Next, finger, systat, and netstat. finger permits a user external to the system to look up another users information on the local machine, and operates on port 79. systat gives a list of the running processes on a machine to a remote user, and operates on port 11 using tcp. netstat makes use of tcp on port 15, and gives a wealth of information about all existing network connections on a machine. All three of these services are flagrant security risks. They provide a wealth of information to a user external to the machine, some of which might be useful to a would be attacker.

Time is a daemon process that runs for the internal system, using both tcp and udp on port 37 for machine formatted time. It's calculated by the number of seconds since Midnight, January 1 of 1900. Consider your operation. Is your shop a 24/7 shop? Do you have your shop staffed at 1 am? Allowing remote users this kind of information could lead to them ultimately discovering when to mount an attack against your systems.

Echo uses port 7 for tcp and udp traffic, and has its roots in RFC 862. It's implemented as a debugging and measurement tool, sending back to the originating source any data it receives.
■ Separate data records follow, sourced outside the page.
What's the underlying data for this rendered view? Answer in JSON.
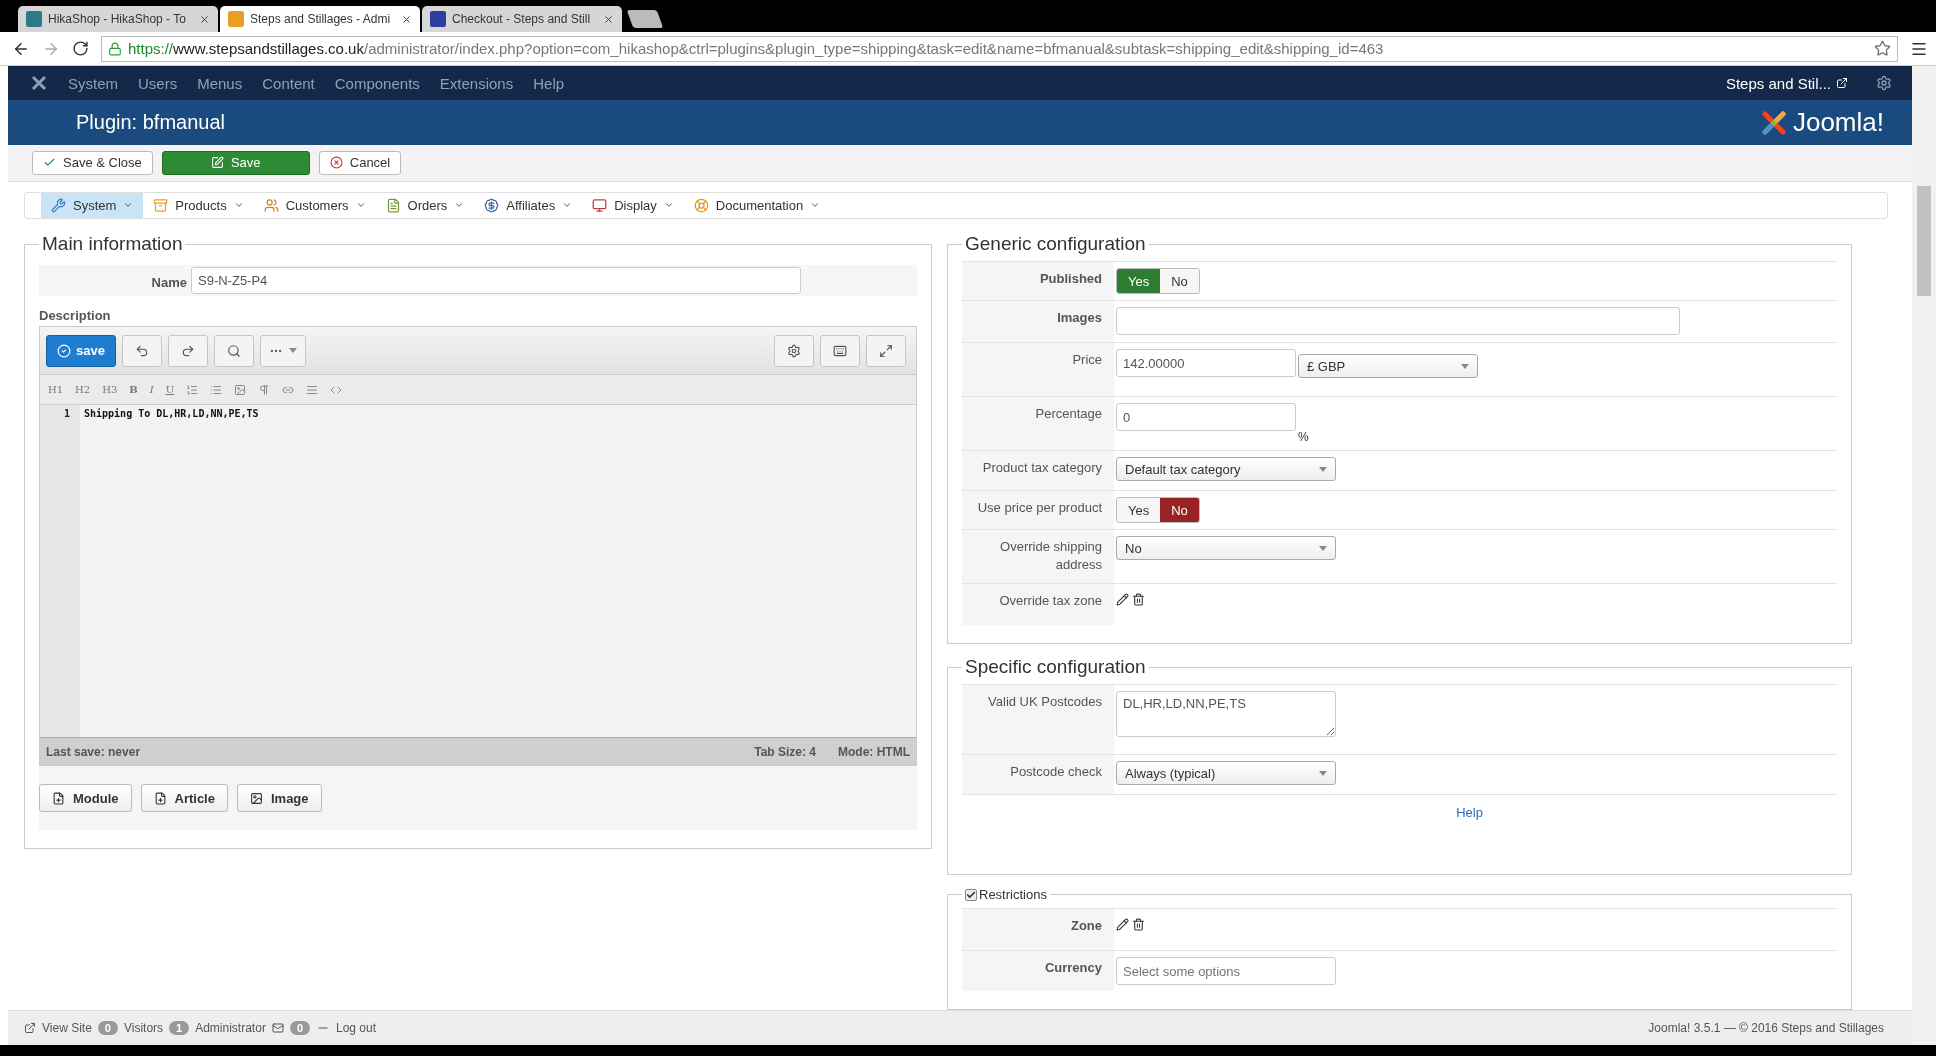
{
  "browser": {
    "tabs": [
      {
        "title": "HikaShop - HikaShop - To",
        "selected": false
      },
      {
        "title": "Steps and Stillages - Admi",
        "selected": true
      },
      {
        "title": "Checkout - Steps and Still",
        "selected": false
      }
    ],
    "url": {
      "scheme": "https://",
      "host": "www.stepsandstillages.co.uk",
      "path": "/administrator/index.php?option=com_hikashop&ctrl=plugins&plugin_type=shipping&task=edit&name=bfmanual&subtask=shipping_edit&shipping_id=463"
    }
  },
  "admin_menu": {
    "items": [
      "System",
      "Users",
      "Menus",
      "Content",
      "Components",
      "Extensions",
      "Help"
    ],
    "site_link": "Steps and Stil..."
  },
  "header": {
    "title": "Plugin: bfmanual",
    "logo": "Joomla!"
  },
  "toolbar": [
    {
      "label": "Save & Close",
      "kind": "close"
    },
    {
      "label": "Save",
      "kind": "save"
    },
    {
      "label": "Cancel",
      "kind": "cancel"
    }
  ],
  "hikashop_menu": [
    {
      "label": "System",
      "selected": true
    },
    {
      "label": "Products",
      "selected": false
    },
    {
      "label": "Customers",
      "selected": false
    },
    {
      "label": "Orders",
      "selected": false
    },
    {
      "label": "Affiliates",
      "selected": false
    },
    {
      "label": "Display",
      "selected": false
    },
    {
      "label": "Documentation",
      "selected": false
    }
  ],
  "main_information": {
    "legend": "Main information",
    "name": {
      "label": "Name",
      "value": "S9-N-Z5-P4"
    },
    "description_label": "Description",
    "editor": {
      "save": "save",
      "format_labels": [
        "H1",
        "H2",
        "H3",
        "B",
        "I",
        "U"
      ],
      "lines": [
        {
          "number": "1",
          "text": "Shipping To DL,HR,LD,NN,PE,TS"
        }
      ],
      "last_save": "Last save: never",
      "tab_size": "Tab Size: 4",
      "mode": "Mode: HTML"
    },
    "insert_buttons": [
      {
        "label": "Module",
        "kind": "document"
      },
      {
        "label": "Article",
        "kind": "document"
      },
      {
        "label": "Image",
        "kind": "image"
      }
    ]
  },
  "generic_configuration": {
    "legend": "Generic configuration",
    "rows": [
      {
        "label": "Published",
        "bold": true,
        "kind": "toggle",
        "options": [
          {
            "label": "Yes",
            "selected": true
          },
          {
            "label": "No",
            "selected": false
          }
        ]
      },
      {
        "label": "Images",
        "bold": true,
        "kind": "input",
        "value": ""
      },
      {
        "label": "Price",
        "bold": false,
        "kind": "price",
        "value": "142.00000",
        "currency": "£ GBP"
      },
      {
        "label": "Percentage",
        "bold": false,
        "kind": "percent",
        "value": "0",
        "unit": "%"
      },
      {
        "label": "Product tax category",
        "bold": false,
        "kind": "select",
        "value": "Default tax category"
      },
      {
        "label": "Use price per product",
        "bold": false,
        "kind": "toggle",
        "options": [
          {
            "label": "Yes",
            "selected": false
          },
          {
            "label": "No",
            "selected": true
          }
        ]
      },
      {
        "label": "Override shipping address",
        "bold": false,
        "kind": "select",
        "value": "No"
      },
      {
        "label": "Override tax zone",
        "bold": false,
        "kind": "icons"
      }
    ]
  },
  "specific_configuration": {
    "legend": "Specific configuration",
    "rows": [
      {
        "label": "Valid UK Postcodes",
        "bold": false,
        "kind": "textarea",
        "value": "DL,HR,LD,NN,PE,TS"
      },
      {
        "label": "Postcode check",
        "bold": false,
        "kind": "select",
        "value": "Always (typical)"
      }
    ],
    "help": "Help"
  },
  "restrictions": {
    "legend": "Restrictions",
    "checked": true,
    "rows": [
      {
        "label": "Zone",
        "bold": true,
        "kind": "icons"
      },
      {
        "label": "Currency",
        "bold": true,
        "kind": "multiselect",
        "placeholder": "Select some options"
      }
    ]
  },
  "status_bar": {
    "view_site": "View Site",
    "visitors_count": "0",
    "visitors": "Visitors",
    "admins_count": "1",
    "admins": "Administrator",
    "messages_count": "0",
    "logout": "Log out",
    "footer": "Joomla! 3.5.1  —  © 2016 Steps and Stillages"
  }
}
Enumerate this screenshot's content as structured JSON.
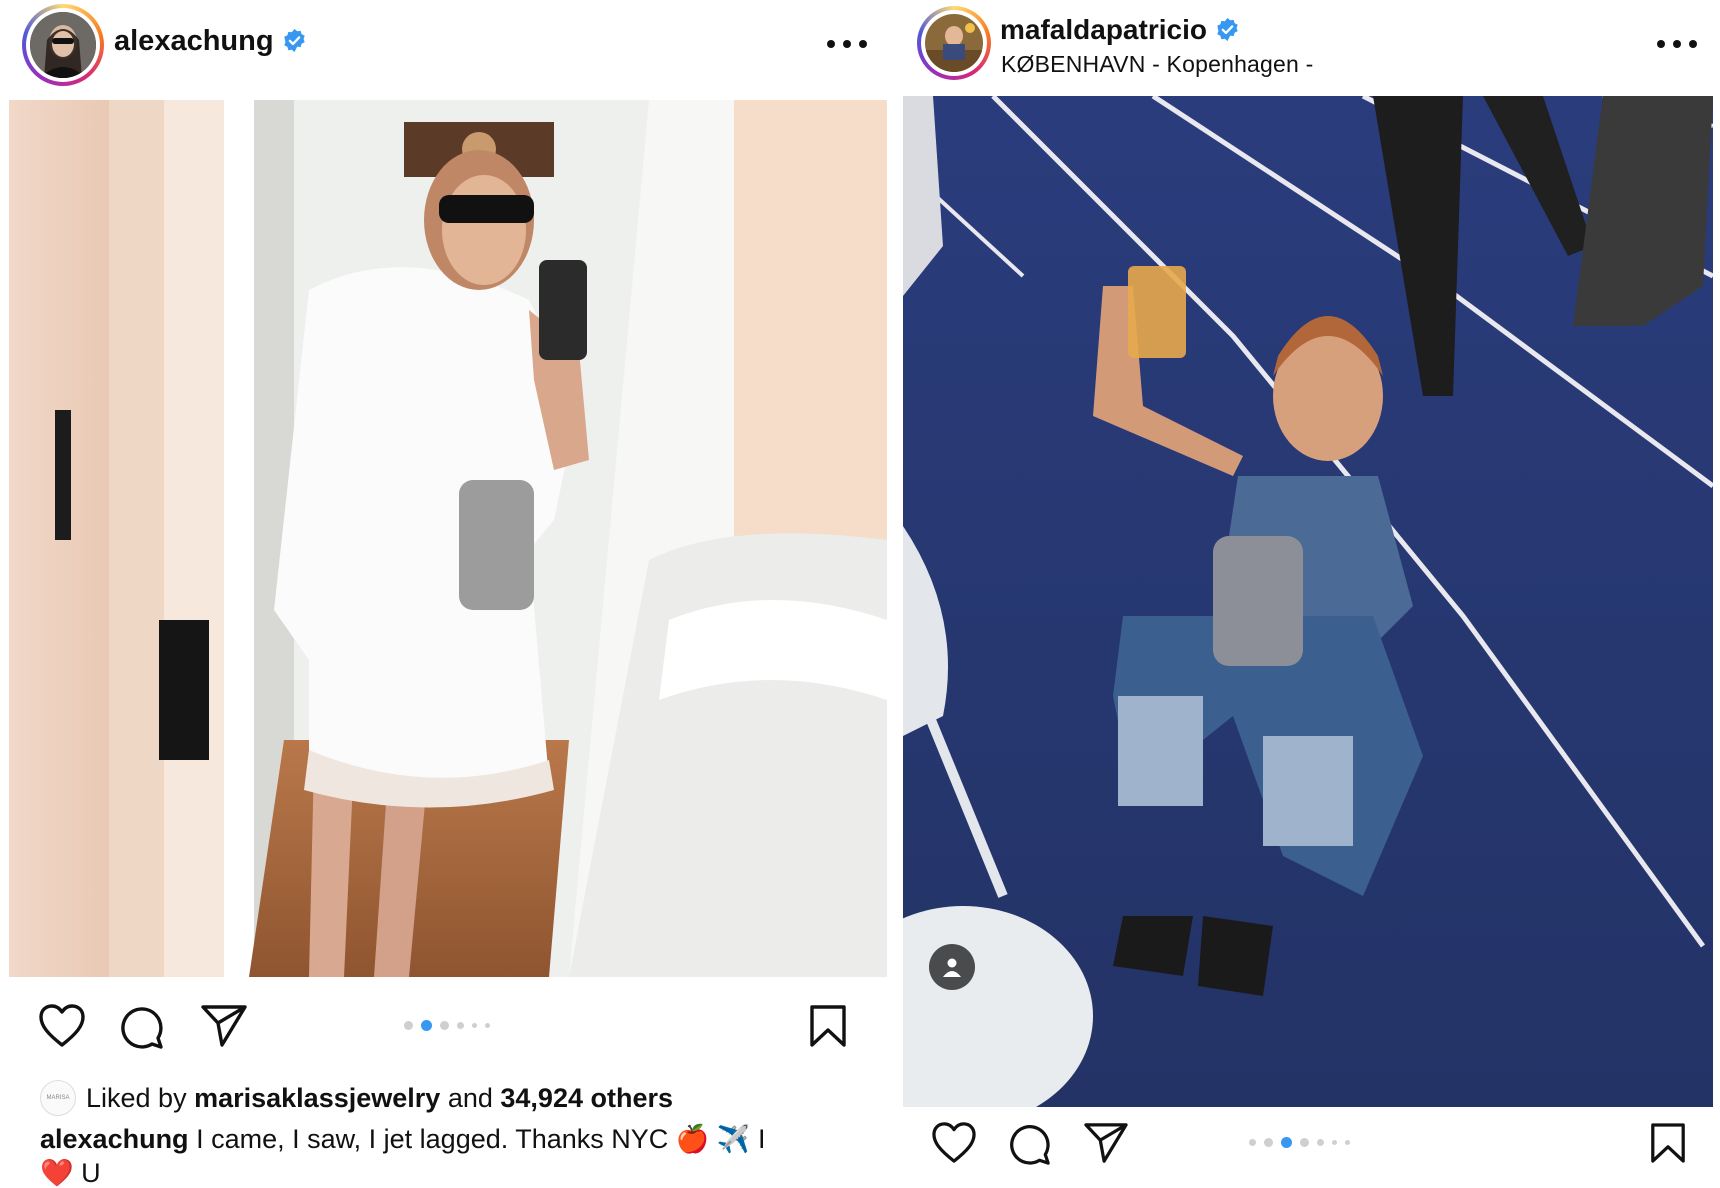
{
  "left_post": {
    "username": "alexachung",
    "verified": true,
    "more_label": "more options",
    "carousel": {
      "count": 6,
      "active_index": 1
    },
    "liked_by_prefix": "Liked by",
    "liked_by_user": "marisaklassjewelry",
    "liked_by_and": "and",
    "likes_others": "34,924 others",
    "caption_user": "alexachung",
    "caption_text": "I came, I saw, I jet lagged. Thanks NYC 🍎 ✈️ I",
    "caption_text_2": "❤️ U",
    "icons": [
      "heart-icon",
      "comment-icon",
      "share-icon",
      "bookmark-icon",
      "verified-badge-icon",
      "more-icon"
    ]
  },
  "right_post": {
    "username": "mafaldapatricio",
    "verified": true,
    "location": "KØBENHAVN - Kopenhagen -",
    "carousel": {
      "count": 7,
      "active_index": 2
    },
    "icons": [
      "heart-icon",
      "comment-icon",
      "share-icon",
      "bookmark-icon",
      "tag-people-icon",
      "verified-badge-icon",
      "more-icon"
    ]
  },
  "colors": {
    "verified_blue": "#3897f0",
    "carousel_active": "#3897f0",
    "carousel_inactive": "#cfcfcf",
    "track_blue": "#283a7a"
  }
}
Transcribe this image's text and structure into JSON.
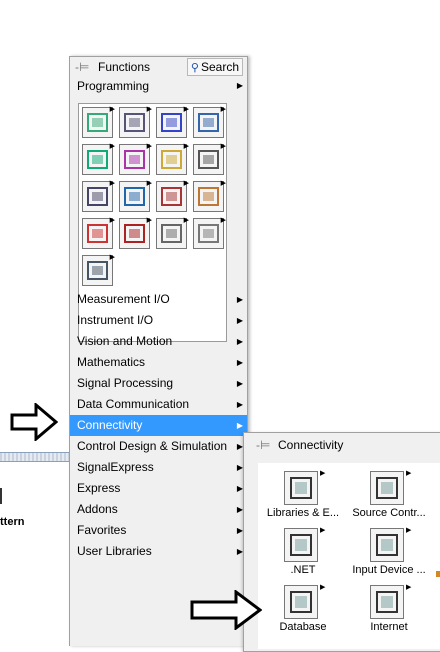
{
  "palette": {
    "title": "Functions",
    "search_label": "Search",
    "top_category": "Programming",
    "icons": [
      "structures-icon",
      "array-icon",
      "cluster-icon",
      "numeric-icon",
      "boolean-icon",
      "string-icon",
      "comparison-icon",
      "timing-icon",
      "dialog-ui-icon",
      "file-io-icon",
      "waveform-icon",
      "app-control-icon",
      "synchronization-icon",
      "graphics-sound-icon",
      "report-generation-icon",
      "bug-icon",
      "instrument-icon"
    ],
    "categories": [
      {
        "label": "Measurement I/O"
      },
      {
        "label": "Instrument I/O"
      },
      {
        "label": "Vision and Motion"
      },
      {
        "label": "Mathematics"
      },
      {
        "label": "Signal Processing"
      },
      {
        "label": "Data Communication"
      },
      {
        "label": "Connectivity"
      },
      {
        "label": "Control Design & Simulation"
      },
      {
        "label": "SignalExpress"
      },
      {
        "label": "Express"
      },
      {
        "label": "Addons"
      },
      {
        "label": "Favorites"
      },
      {
        "label": "User Libraries"
      }
    ],
    "selected": "Connectivity"
  },
  "submenu": {
    "title": "Connectivity",
    "items": [
      {
        "label": "Libraries & E...",
        "icon": "libraries-icon"
      },
      {
        "label": "Source Contr...",
        "icon": "source-control-icon"
      },
      {
        "label": ".NET",
        "icon": "dotnet-icon"
      },
      {
        "label": "Input Device ...",
        "icon": "input-device-icon"
      },
      {
        "label": "Database",
        "icon": "database-icon"
      },
      {
        "label": "Internet",
        "icon": "internet-icon"
      }
    ]
  },
  "background": {
    "text": "ttern"
  },
  "colors": {
    "selection": "#3399ff",
    "panel": "#f0f0f0"
  }
}
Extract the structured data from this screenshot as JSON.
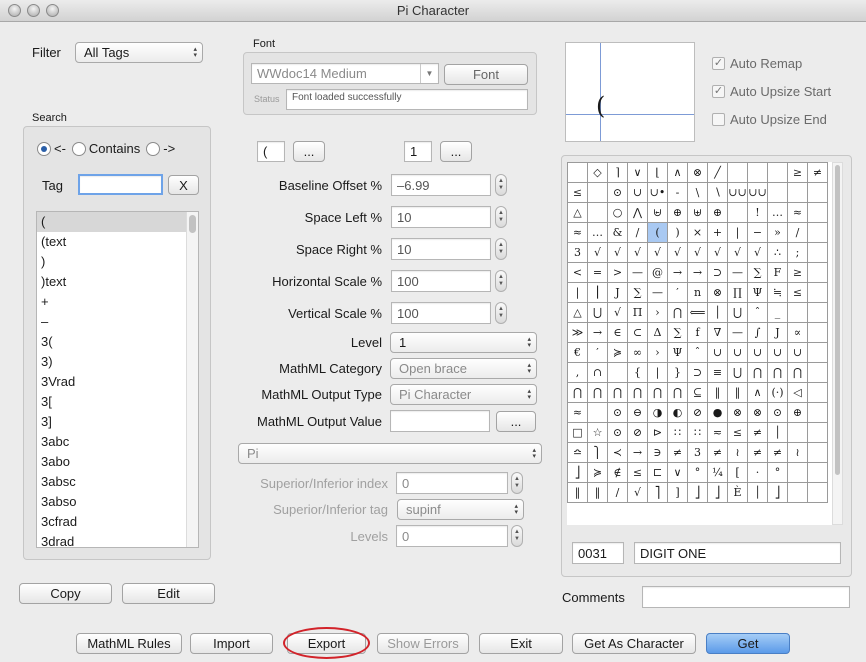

This opens great potential for Denial of Service attacks.

Discard functions on tcp and udp via port 9. This service has roots in RFC 863, and is implemented as a debugging tool. Its purpose is to throw away anything it receives.

Daytime is the same offering as time, except in human readable form. It functions on port 13.

chargen functions on port 19, and utilizes tcp and udp. Chargen awaits a connection while functioning under tcp, and once initiated, sends a continuous stream of data until the initiating source closes the connection. Under udp, the service awaits a datagram. When one is received, it responds with a datagram containing between 0 and 512 characters. This is frequently used in denial of service attacks.

The last service we'll cover is the printer daemon. The printer daemon functions on port 515 using tcp connections. The printer daemon is useful tool, making printing from workstations to a remote printer possible. The problem with this is security. Any sufficiently secure site will place printing resources either in a local network, or place an Access Control List structure guarding their print servers, for fear of wasting trees and money.

Conclusion

Thus far, we've discussed the current tcp and udp services offered through inetd on a stock Solaris installation. The next article in this series will cover the Sun RPC services, as well as some of the things we can use to make inetd more secure.

Acknowledgments and special thanks to: Alan Cox at Red Hat Inc., Josh Uziel and Casper Dik at Sun Microsystems, Steve Goldsby at Integrated Computer Solutions, Andy Kroll, and anybody I might have missed.

To read Back to the Basics: Solaris and inetd.conf Part Two, click here.

This article originally appeared on SecurityFocus.com -- reproduction in whole or in part is not allowed without expressed written consent.